In searching for a compact way to transport and store a layout, I’ve come across several articles and books over the years that outline ways to save space. The requirements I had were nothing special, but I’d never come across a compact layout idea that completely satisfied me in terms of its utility and relative simplicity. Gordon Gravett had some ideas in his 7mm modelling books that were pretty close to the mark so I adapted some of his thinking and constructed QW around the idea of “nesting” the two halves of the layout for transport.
The basic principle of this nesting idea, where two parts of a layout form a top and bottom of a transportable “box”, seems to have been around for quite a while in the UK and I’ve seen similar ideas outlined in the US. Most of the articles I’ve read seem to involve hinging the sections in the centre. I rejected this idea mainly because I felt it would be very difficult to disguise the hinge, which would need to be above the top edge of the fascia. Instead I created a slot that runs the full length of the font edge of the layout and extended the backdrop above the side boards by about and inch. This small extension of the backdrop simply sits in the slot running along the front of the layout when one section is lifted, turned over and placed into position. Assembling and disassembling the two sections of layout is a slightly delicate operation, but I’ve never had any major damage occur to the layout, however this is not a one person operation.
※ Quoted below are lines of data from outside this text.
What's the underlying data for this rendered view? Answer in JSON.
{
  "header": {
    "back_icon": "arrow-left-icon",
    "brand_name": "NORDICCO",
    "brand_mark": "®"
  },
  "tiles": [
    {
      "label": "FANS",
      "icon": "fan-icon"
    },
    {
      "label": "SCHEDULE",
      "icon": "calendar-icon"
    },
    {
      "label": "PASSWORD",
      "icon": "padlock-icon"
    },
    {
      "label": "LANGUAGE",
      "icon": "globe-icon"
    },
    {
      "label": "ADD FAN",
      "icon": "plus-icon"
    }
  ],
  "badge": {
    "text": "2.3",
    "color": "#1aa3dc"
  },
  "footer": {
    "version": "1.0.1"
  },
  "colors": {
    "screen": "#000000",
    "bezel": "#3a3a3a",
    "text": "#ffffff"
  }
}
The fascia and backdrop of the layout is 6mm thick medium density firbreboard (MDF). I use this material mainly because it has no grain and it is just thick enough to be self-supporting over the height of my fairly low backdrops (about 350mm). The slot along the front of the layout is created by using two thicknesses of the MDF with the rear layer about 1cm lower than the front. When the layout is in two pieces the section on the right hand end is lifted, tuned over and gently positioned over the left hand end. There are trundle wheels set into the base of this section to the whole layout can be wheeled to the door of the venue and lifted into the transport. When both sections are together the layout weights about 48kg which is quite easy to manage by two people.
As the photos I’ll post with this text show, the “box” created by this process of nesting bears a striking similarity to a coffin, especially when it was in the back of my station wagon. So this nickname seemed to stick. The layout has been exhibited about five times. It takes about one hour to erect and about half an hour to pull down and pack away. Since its initial iteration it has acquired a fiddle yard and this too has gone through its own process of development and improvement. This will make up the content of my next post.
There have been a few downsides to this “nested” layout idea:
– The box is quite heavy and, at just on 1.5m (5′), I doubt you could contemplate making it any longer and stick with the nesting.
– The scenery and buildings on both segments have to be carefully planned so that they don’t clash when the layout segments are packed together.
– The backdrop edge cops a bit of a hammering and this tends to result in black lines and marks which are very hard to disguise.
Would I use this method again? Well I’m a good way along in building a new layout and I didn’t use this “nested” method of construction, so this probably is an answer to this question in itself. However I don’t believe that hiring transport to get a layout to an exhibition is viable, so if I was really short of traqnsport capacity then probably yes, I would consider using this or a similar method of construction.